_What this task involves_
Write every entry out again exactly, please, and skip the pictures.

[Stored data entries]
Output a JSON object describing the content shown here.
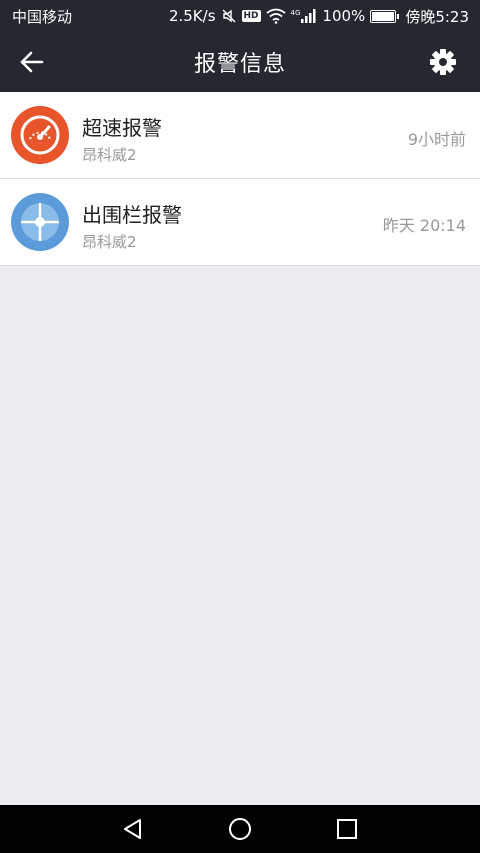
{
  "status_bar": {
    "carrier": "中国移动",
    "net_speed": "2.5K/s",
    "icons": [
      "mute-icon",
      "hd-icon",
      "wifi-icon",
      "signal-4g-icon",
      "battery-icon"
    ],
    "hd_label": "HD",
    "network_label": "4G",
    "battery": "100%",
    "battery_level": 1.0,
    "time": "傍晚5:23"
  },
  "app_bar": {
    "title": "报警信息",
    "back_icon": "arrow-left-icon",
    "settings_icon": "gear-icon"
  },
  "alerts": [
    {
      "title": "超速报警",
      "subtitle": "昂科威2",
      "time": "9小时前",
      "icon": "speedometer-icon",
      "icon_color": "#e8552a"
    },
    {
      "title": "出围栏报警",
      "subtitle": "昂科威2",
      "time": "昨天 20:14",
      "icon": "geofence-icon",
      "icon_color": "#5b9bd9"
    }
  ],
  "nav_bar": {
    "icons": [
      "back-triangle-icon",
      "home-circle-icon",
      "recents-square-icon"
    ]
  },
  "colors": {
    "bar_bg": "#262830",
    "page_bg": "#ecebf0",
    "speed_alert": "#e8552a",
    "fence_alert": "#5b9bd9"
  }
}
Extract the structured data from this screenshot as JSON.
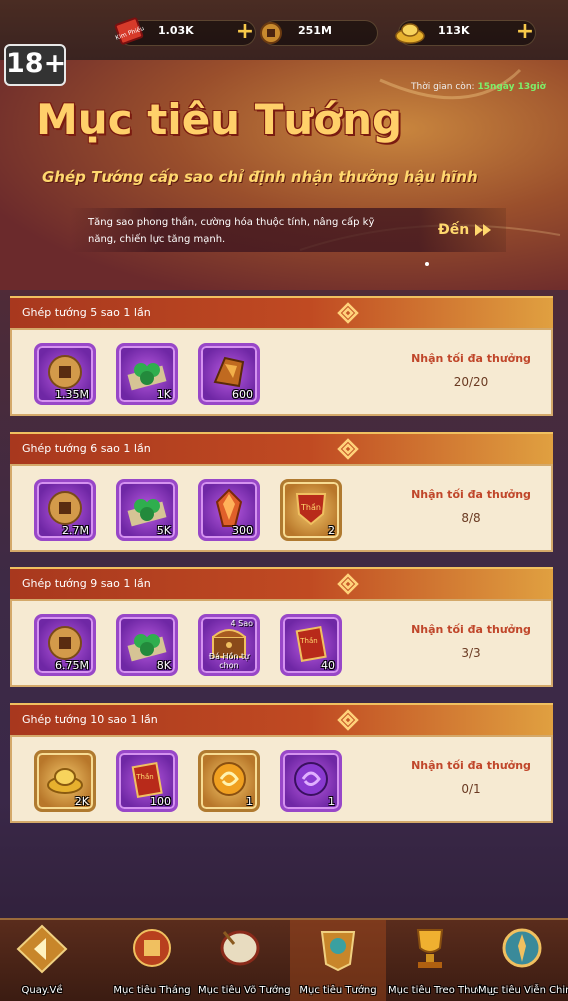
{
  "resources": [
    {
      "name": "Kim Phiếu",
      "icon": "ticket-icon",
      "value": "1.03K"
    },
    {
      "name": "Xu",
      "icon": "coin-icon",
      "value": "251M"
    },
    {
      "name": "Nguyên Bảo",
      "icon": "gold-ingot-icon",
      "value": "113K"
    }
  ],
  "resource_icon_text": "Kim Phiếu",
  "age_rating": "18+",
  "timer": {
    "label": "Thời gian còn:",
    "value": "15ngày 13giờ"
  },
  "event": {
    "title": "Mục tiêu Tướng",
    "subtitle": "Ghép Tướng cấp sao chỉ định nhận thưởng hậu hĩnh",
    "description": "Tăng sao phong thần, cường hóa thuộc tính, nâng cấp kỹ năng, chiến lực tăng mạnh.",
    "goto_label": "Đến"
  },
  "tasks": [
    {
      "title": "Ghép tướng 5 sao 1 lần",
      "reward_label": "Nhận tối đa thưởng",
      "progress": "20/20",
      "items": [
        {
          "icon": "coin-icon",
          "count": "1.35M",
          "frame": "purple"
        },
        {
          "icon": "jade-beads-icon",
          "count": "1K",
          "frame": "purple"
        },
        {
          "icon": "ore-icon",
          "count": "600",
          "frame": "purple"
        }
      ]
    },
    {
      "title": "Ghép tướng 6 sao 1 lần",
      "reward_label": "Nhận tối đa thưởng",
      "progress": "8/8",
      "items": [
        {
          "icon": "coin-icon",
          "count": "2.7M",
          "frame": "purple"
        },
        {
          "icon": "jade-beads-icon",
          "count": "5K",
          "frame": "purple"
        },
        {
          "icon": "crystal-icon",
          "count": "300",
          "frame": "purple"
        },
        {
          "icon": "shield-token-icon",
          "count": "2",
          "frame": "gold"
        }
      ]
    },
    {
      "title": "Ghép tướng 9 sao 1 lần",
      "reward_label": "Nhận tối đa thưởng",
      "progress": "3/3",
      "items": [
        {
          "icon": "coin-icon",
          "count": "6.75M",
          "frame": "purple"
        },
        {
          "icon": "jade-beads-icon",
          "count": "8K",
          "frame": "purple"
        },
        {
          "icon": "chest-icon",
          "count": "",
          "frame": "purple",
          "tag": "4 Sao",
          "name": "Đá Hồn tự chọn"
        },
        {
          "icon": "hero-card-icon",
          "count": "40",
          "frame": "purple"
        }
      ]
    },
    {
      "title": "Ghép tướng 10 sao 1 lần",
      "reward_label": "Nhận tối đa thưởng",
      "progress": "0/1",
      "items": [
        {
          "icon": "gold-ingot-icon",
          "count": "2K",
          "frame": "gold"
        },
        {
          "icon": "hero-card-icon",
          "count": "100",
          "frame": "purple"
        },
        {
          "icon": "gold-orb-icon",
          "count": "1",
          "frame": "gold"
        },
        {
          "icon": "purple-orb-icon",
          "count": "1",
          "frame": "purple"
        }
      ]
    }
  ],
  "card_icon_text": "Thần",
  "nav": [
    {
      "label": "Quay.Về",
      "icon": "back-arrow-icon"
    },
    {
      "label": "Mục tiêu Tháng",
      "icon": "month-goal-icon"
    },
    {
      "label": "Mục tiêu Võ Tướng",
      "icon": "drum-icon"
    },
    {
      "label": "Mục tiêu Tướng",
      "icon": "hero-goal-icon"
    },
    {
      "label": "Mục tiêu Treo Thưởng",
      "icon": "trophy-icon"
    },
    {
      "label": "Mục tiêu Viễn Chinh",
      "icon": "expedition-icon"
    }
  ],
  "colors": {
    "accent": "#ffd06a",
    "panel_bg": "#f6ead2",
    "header": "#c04a22",
    "reward_text": "#c0462a"
  }
}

_Answer area_
Output a JSON object describing the content shown here.
{
  "status_bar": {
    "carrier": "中国移动",
    "net_speed": "2.5K/s",
    "icons": [
      "mute-icon",
      "hd-icon",
      "wifi-icon",
      "signal-4g-icon",
      "battery-icon"
    ],
    "hd_label": "HD",
    "network_label": "4G",
    "battery": "100%",
    "battery_level": 1.0,
    "time": "傍晚5:23"
  },
  "app_bar": {
    "title": "报警信息",
    "back_icon": "arrow-left-icon",
    "settings_icon": "gear-icon"
  },
  "alerts": [
    {
      "title": "超速报警",
      "subtitle": "昂科威2",
      "time": "9小时前",
      "icon": "speedometer-icon",
      "icon_color": "#e8552a"
    },
    {
      "title": "出围栏报警",
      "subtitle": "昂科威2",
      "time": "昨天 20:14",
      "icon": "geofence-icon",
      "icon_color": "#5b9bd9"
    }
  ],
  "nav_bar": {
    "icons": [
      "back-triangle-icon",
      "home-circle-icon",
      "recents-square-icon"
    ]
  },
  "colors": {
    "bar_bg": "#262830",
    "page_bg": "#ecebf0",
    "speed_alert": "#e8552a",
    "fence_alert": "#5b9bd9"
  }
}
Extract the structured data from this screenshot as JSON.
{
  "resources": [
    {
      "name": "Kim Phiếu",
      "icon": "ticket-icon",
      "value": "1.03K"
    },
    {
      "name": "Xu",
      "icon": "coin-icon",
      "value": "251M"
    },
    {
      "name": "Nguyên Bảo",
      "icon": "gold-ingot-icon",
      "value": "113K"
    }
  ],
  "resource_icon_text": "Kim Phiếu",
  "age_rating": "18+",
  "timer": {
    "label": "Thời gian còn:",
    "value": "15ngày 13giờ"
  },
  "event": {
    "title": "Mục tiêu Tướng",
    "subtitle": "Ghép Tướng cấp sao chỉ định nhận thưởng hậu hĩnh",
    "description": "Tăng sao phong thần, cường hóa thuộc tính, nâng cấp kỹ năng, chiến lực tăng mạnh.",
    "goto_label": "Đến"
  },
  "tasks": [
    {
      "title": "Ghép tướng 5 sao 1 lần",
      "reward_label": "Nhận tối đa thưởng",
      "progress": "20/20",
      "items": [
        {
          "icon": "coin-icon",
          "count": "1.35M",
          "frame": "purple"
        },
        {
          "icon": "jade-beads-icon",
          "count": "1K",
          "frame": "purple"
        },
        {
          "icon": "ore-icon",
          "count": "600",
          "frame": "purple"
        }
      ]
    },
    {
      "title": "Ghép tướng 6 sao 1 lần",
      "reward_label": "Nhận tối đa thưởng",
      "progress": "8/8",
      "items": [
        {
          "icon": "coin-icon",
          "count": "2.7M",
          "frame": "purple"
        },
        {
          "icon": "jade-beads-icon",
          "count": "5K",
          "frame": "purple"
        },
        {
          "icon": "crystal-icon",
          "count": "300",
          "frame": "purple"
        },
        {
          "icon": "shield-token-icon",
          "count": "2",
          "frame": "gold"
        }
      ]
    },
    {
      "title": "Ghép tướng 9 sao 1 lần",
      "reward_label": "Nhận tối đa thưởng",
      "progress": "3/3",
      "items": [
        {
          "icon": "coin-icon",
          "count": "6.75M",
          "frame": "purple"
        },
        {
          "icon": "jade-beads-icon",
          "count": "8K",
          "frame": "purple"
        },
        {
          "icon": "chest-icon",
          "count": "",
          "frame": "purple",
          "tag": "4 Sao",
          "name": "Đá Hồn tự chọn"
        },
        {
          "icon": "hero-card-icon",
          "count": "40",
          "frame": "purple"
        }
      ]
    },
    {
      "title": "Ghép tướng 10 sao 1 lần",
      "reward_label": "Nhận tối đa thưởng",
      "progress": "0/1",
      "items": [
        {
          "icon": "gold-ingot-icon",
          "count": "2K",
          "frame": "gold"
        },
        {
          "icon": "hero-card-icon",
          "count": "100",
          "frame": "purple"
        },
        {
          "icon": "gold-orb-icon",
          "count": "1",
          "frame": "gold"
        },
        {
          "icon": "purple-orb-icon",
          "count": "1",
          "frame": "purple"
        }
      ]
    }
  ],
  "card_icon_text": "Thần",
  "nav": [
    {
      "label": "Quay.Về",
      "icon": "back-arrow-icon"
    },
    {
      "label": "Mục tiêu Tháng",
      "icon": "month-goal-icon"
    },
    {
      "label": "Mục tiêu Võ Tướng",
      "icon": "drum-icon"
    },
    {
      "label": "Mục tiêu Tướng",
      "icon": "hero-goal-icon"
    },
    {
      "label": "Mục tiêu Treo Thưởng",
      "icon": "trophy-icon"
    },
    {
      "label": "Mục tiêu Viễn Chinh",
      "icon": "expedition-icon"
    }
  ],
  "colors": {
    "accent": "#ffd06a",
    "panel_bg": "#f6ead2",
    "header": "#c04a22",
    "reward_text": "#c0462a"
  }
}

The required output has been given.